I was watching the Today show and they were talking about the first half of this story, where an exasperated dad took his 4th grade son to the street with a sign as a public means of discipline. The anchors all said it's a form of bullying itself, by making the son hold the sign saying "I'm a bully! Honk if you hate bullies!" And the dad caught a ton of flack for it.

Let me just make these points:
1. The son was in trouble at school for repeated offenses of bullying. This means that the school was attempting to curb/stop the behavior. The dad made various efforts to get his son to stop bullying.

2. The dad stood on the street corner with his son. He didn't sit in the car playing on his phone or drinking a latte.

3.  The dad owned his son's behavior. He basically said "My son screwed up. Let me do something to prevent it from escalating, and my son being the reason someone else's child ends up on the news because no one did enough to stop the tide of the mistreatment." He DID NOT defend his son's behavior. He did not say "oh, no! not MYYYY child! you're mistaken! you're lying!" that so many other parents do. He demonstrated to his child what other children were feeling when his son was being mean to his peers. Sometimes, empathy is a powerful experience. Who better to help victims of something cope, than other people who have experienced that pain and share their coping methods.

4. The school reported back to the dad that when his son returned to school, he apologized to his victim - OF HIS OWN ACCORD!  No one forced the apology as a contingency for his son's return. The son understood what he'd done, and how it impacted his peers, and he apologized.
Here is where I'll reference that Stanford prison experiment from the 70s. The two groups switched roles after a time. The first-round inmates did not mistreat the former guards to the same extent they were.
Maybe if bullies were subjected to a taste of their own medicine, they'd quickly check their own behavior.
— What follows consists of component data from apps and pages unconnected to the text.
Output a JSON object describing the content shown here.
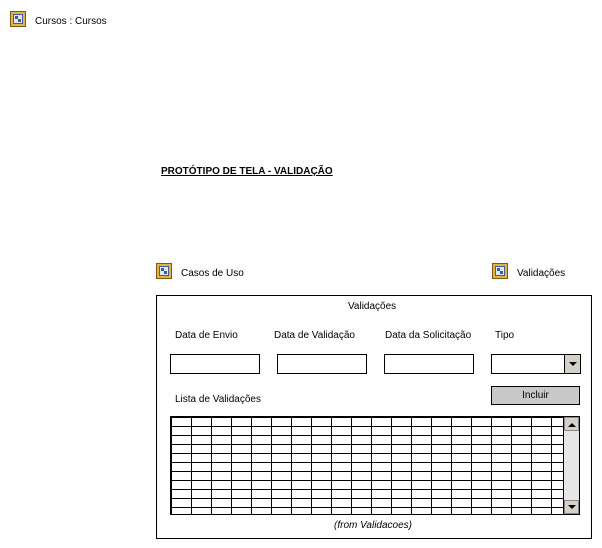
{
  "header": {
    "diagram_label": "Cursos : Cursos",
    "title": "PROTÓTIPO DE TELA - VALIDAÇÃO"
  },
  "links": {
    "use_cases": "Casos de Uso",
    "validations": "Validações"
  },
  "form": {
    "title": "Validações",
    "fields": {
      "data_envio": "Data de Envio",
      "data_validacao": "Data de Validação",
      "data_solicitacao": "Data da Solicitação",
      "tipo": "Tipo"
    },
    "add_button": "Incluir",
    "list_label": "Lista de Validações",
    "footer_note": "(from Validacoes)"
  },
  "icons": {
    "diagram": "diagram-icon"
  }
}
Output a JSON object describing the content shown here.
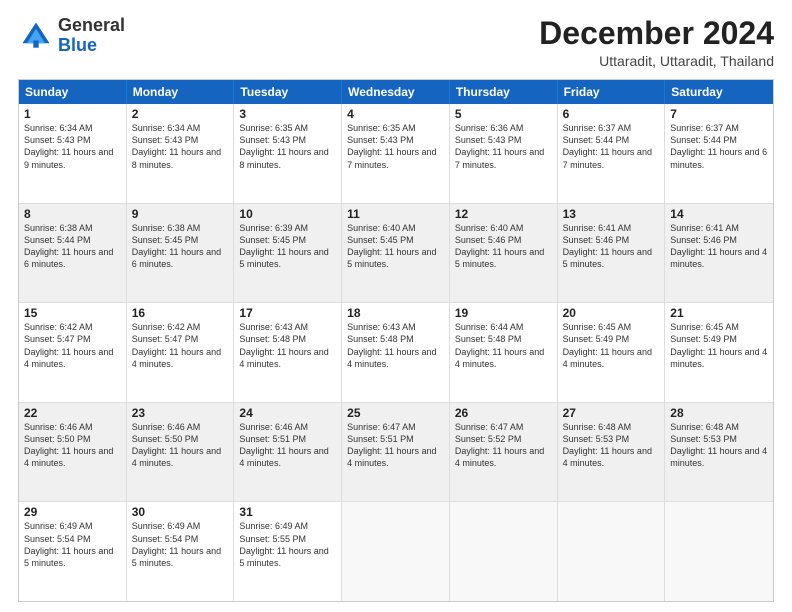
{
  "header": {
    "logo": {
      "line1": "General",
      "line2": "Blue"
    },
    "title": "December 2024",
    "subtitle": "Uttaradit, Uttaradit, Thailand"
  },
  "weekdays": [
    "Sunday",
    "Monday",
    "Tuesday",
    "Wednesday",
    "Thursday",
    "Friday",
    "Saturday"
  ],
  "weeks": [
    [
      {
        "day": "1",
        "sunrise": "6:34 AM",
        "sunset": "5:43 PM",
        "daylight": "11 hours and 9 minutes.",
        "shaded": false
      },
      {
        "day": "2",
        "sunrise": "6:34 AM",
        "sunset": "5:43 PM",
        "daylight": "11 hours and 8 minutes.",
        "shaded": false
      },
      {
        "day": "3",
        "sunrise": "6:35 AM",
        "sunset": "5:43 PM",
        "daylight": "11 hours and 8 minutes.",
        "shaded": false
      },
      {
        "day": "4",
        "sunrise": "6:35 AM",
        "sunset": "5:43 PM",
        "daylight": "11 hours and 7 minutes.",
        "shaded": false
      },
      {
        "day": "5",
        "sunrise": "6:36 AM",
        "sunset": "5:43 PM",
        "daylight": "11 hours and 7 minutes.",
        "shaded": false
      },
      {
        "day": "6",
        "sunrise": "6:37 AM",
        "sunset": "5:44 PM",
        "daylight": "11 hours and 7 minutes.",
        "shaded": false
      },
      {
        "day": "7",
        "sunrise": "6:37 AM",
        "sunset": "5:44 PM",
        "daylight": "11 hours and 6 minutes.",
        "shaded": false
      }
    ],
    [
      {
        "day": "8",
        "sunrise": "6:38 AM",
        "sunset": "5:44 PM",
        "daylight": "11 hours and 6 minutes.",
        "shaded": true
      },
      {
        "day": "9",
        "sunrise": "6:38 AM",
        "sunset": "5:45 PM",
        "daylight": "11 hours and 6 minutes.",
        "shaded": true
      },
      {
        "day": "10",
        "sunrise": "6:39 AM",
        "sunset": "5:45 PM",
        "daylight": "11 hours and 5 minutes.",
        "shaded": true
      },
      {
        "day": "11",
        "sunrise": "6:40 AM",
        "sunset": "5:45 PM",
        "daylight": "11 hours and 5 minutes.",
        "shaded": true
      },
      {
        "day": "12",
        "sunrise": "6:40 AM",
        "sunset": "5:46 PM",
        "daylight": "11 hours and 5 minutes.",
        "shaded": true
      },
      {
        "day": "13",
        "sunrise": "6:41 AM",
        "sunset": "5:46 PM",
        "daylight": "11 hours and 5 minutes.",
        "shaded": true
      },
      {
        "day": "14",
        "sunrise": "6:41 AM",
        "sunset": "5:46 PM",
        "daylight": "11 hours and 4 minutes.",
        "shaded": true
      }
    ],
    [
      {
        "day": "15",
        "sunrise": "6:42 AM",
        "sunset": "5:47 PM",
        "daylight": "11 hours and 4 minutes.",
        "shaded": false
      },
      {
        "day": "16",
        "sunrise": "6:42 AM",
        "sunset": "5:47 PM",
        "daylight": "11 hours and 4 minutes.",
        "shaded": false
      },
      {
        "day": "17",
        "sunrise": "6:43 AM",
        "sunset": "5:48 PM",
        "daylight": "11 hours and 4 minutes.",
        "shaded": false
      },
      {
        "day": "18",
        "sunrise": "6:43 AM",
        "sunset": "5:48 PM",
        "daylight": "11 hours and 4 minutes.",
        "shaded": false
      },
      {
        "day": "19",
        "sunrise": "6:44 AM",
        "sunset": "5:48 PM",
        "daylight": "11 hours and 4 minutes.",
        "shaded": false
      },
      {
        "day": "20",
        "sunrise": "6:45 AM",
        "sunset": "5:49 PM",
        "daylight": "11 hours and 4 minutes.",
        "shaded": false
      },
      {
        "day": "21",
        "sunrise": "6:45 AM",
        "sunset": "5:49 PM",
        "daylight": "11 hours and 4 minutes.",
        "shaded": false
      }
    ],
    [
      {
        "day": "22",
        "sunrise": "6:46 AM",
        "sunset": "5:50 PM",
        "daylight": "11 hours and 4 minutes.",
        "shaded": true
      },
      {
        "day": "23",
        "sunrise": "6:46 AM",
        "sunset": "5:50 PM",
        "daylight": "11 hours and 4 minutes.",
        "shaded": true
      },
      {
        "day": "24",
        "sunrise": "6:46 AM",
        "sunset": "5:51 PM",
        "daylight": "11 hours and 4 minutes.",
        "shaded": true
      },
      {
        "day": "25",
        "sunrise": "6:47 AM",
        "sunset": "5:51 PM",
        "daylight": "11 hours and 4 minutes.",
        "shaded": true
      },
      {
        "day": "26",
        "sunrise": "6:47 AM",
        "sunset": "5:52 PM",
        "daylight": "11 hours and 4 minutes.",
        "shaded": true
      },
      {
        "day": "27",
        "sunrise": "6:48 AM",
        "sunset": "5:53 PM",
        "daylight": "11 hours and 4 minutes.",
        "shaded": true
      },
      {
        "day": "28",
        "sunrise": "6:48 AM",
        "sunset": "5:53 PM",
        "daylight": "11 hours and 4 minutes.",
        "shaded": true
      }
    ],
    [
      {
        "day": "29",
        "sunrise": "6:49 AM",
        "sunset": "5:54 PM",
        "daylight": "11 hours and 5 minutes.",
        "shaded": false
      },
      {
        "day": "30",
        "sunrise": "6:49 AM",
        "sunset": "5:54 PM",
        "daylight": "11 hours and 5 minutes.",
        "shaded": false
      },
      {
        "day": "31",
        "sunrise": "6:49 AM",
        "sunset": "5:55 PM",
        "daylight": "11 hours and 5 minutes.",
        "shaded": false
      },
      {
        "day": "",
        "shaded": false
      },
      {
        "day": "",
        "shaded": false
      },
      {
        "day": "",
        "shaded": false
      },
      {
        "day": "",
        "shaded": false
      }
    ]
  ]
}
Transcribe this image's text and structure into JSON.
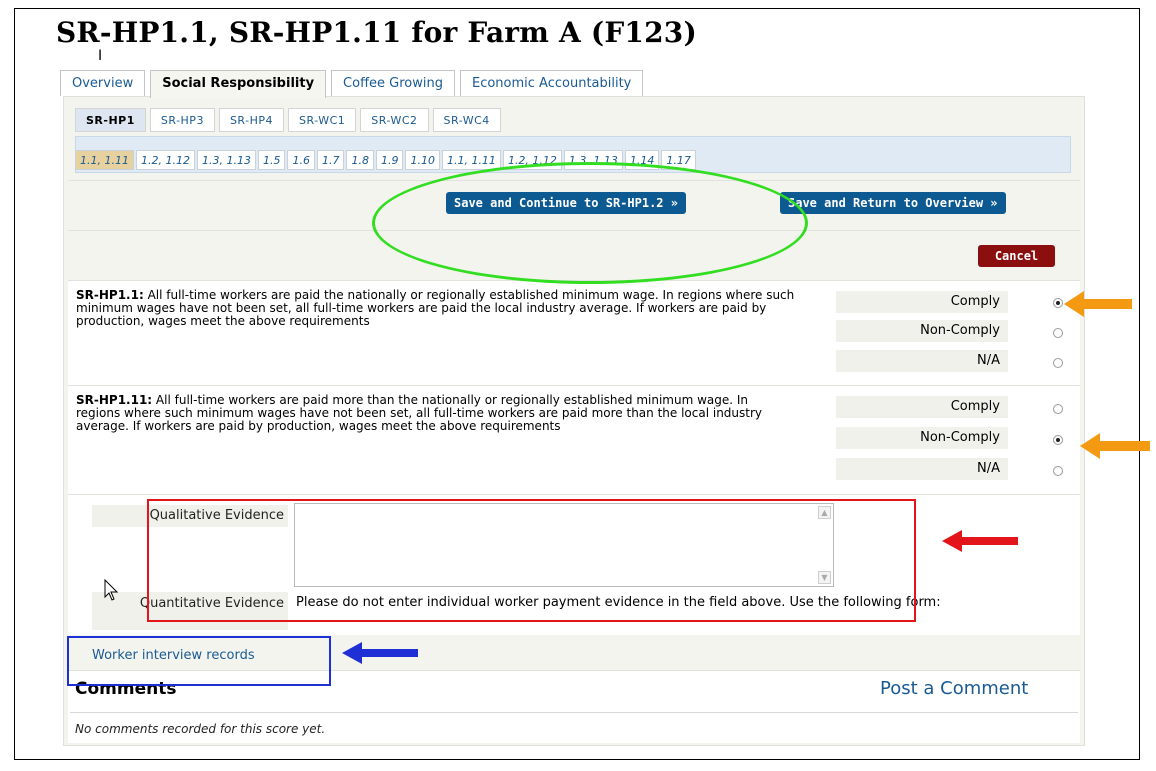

5. He didn't backpedal. The next day, the dad stood on that same corner without his child, responding to the critics. He stood firm in his parenting, and told critics that he was not going to be bullied in to sugar-coating things. The fact that his son apologized to his victim of his own accord tells me this tactic worked.

As a parent of a child who must learn things the hard way, I can relate to this dad's frustration. It took a long time for my child to change some of his behavior, and it took interventions on many fronts. I can relate to the mental, emotional and spiritual exhaustion from constantly battling my child on things like house rules, treating people poorly, and consequences. And being strong-willed, my child also didn't back down from me either. As a result, the house was fraught with tension on a daily basis. But, I'm the parent, and the responsibility of the household rests on my shoulders and those of my husband. We HAD to exhaust our efforts to effect change. In our minds, there was no other way to do it. We were not going to shirk our responsibility to raise our children to become responsible adults.

I personally applaud this dad for taking a stand with his child, and going tough love on his son. If more parents did so, we'd see a decrease of bullying, entitled behavior, and an increase of civility. This guy didn't subscribe to what I call "speshul snowflayke parenting". And I appreciate that he took a stand against his child's behavior, and stood on that street corner with his son holding the sign.

Thursday, October 3, 2013

Hippy Chick

I am quickly outgrowing all my maternity shorts. And I have dresses that I would wear, but, I have this problem with my hips. My core muscles never got properly rebuilt after having Blur, so they're weakened and not doing their jobs now. They aren't holding my bones in place properly. And I have no one to blame but myself and yes, I blame the spawn because I can. And it's true. He's part of the reason why my femur slips out of the hip socket and pinches on my sciatic nerve with a direct shot. OW is the nice word for it.
I'm back to binding my hips with that post-surgical binder a friend gave me last pregnancy for the SPD (symphasis pubis dysfunction). I'm not having as much difficulty with that right now unless my hips are misaligned. What I *am* having problems with is the sciatic/femur/hip intersection. And there is only so much the chiropractor can do for me. I'm working on what I can to keep my mobility and learning how to more efficiently get myself safely on my feet first thing in the morning, and with minimal pain.
And then, there's this fun trick to get myself in and out of the mom-bus:

I don't have running boards to help me step up or down into the van, and it's a total crap shoot as to when and how my hip will revolt, and what will cause it to do so. One side is the more problematic, I think because that's the side with the partially sacralized L5 vertebrae. So, I'm trying to remember to use the other side to do the leg-foisting of things to scoot and turn me in the seat. And it's not my dominant side, so that makes it even more fun for me. I'm down to 7 weeks till my due date, and I can't say I'm looking forward to the physical challenges this is going to present.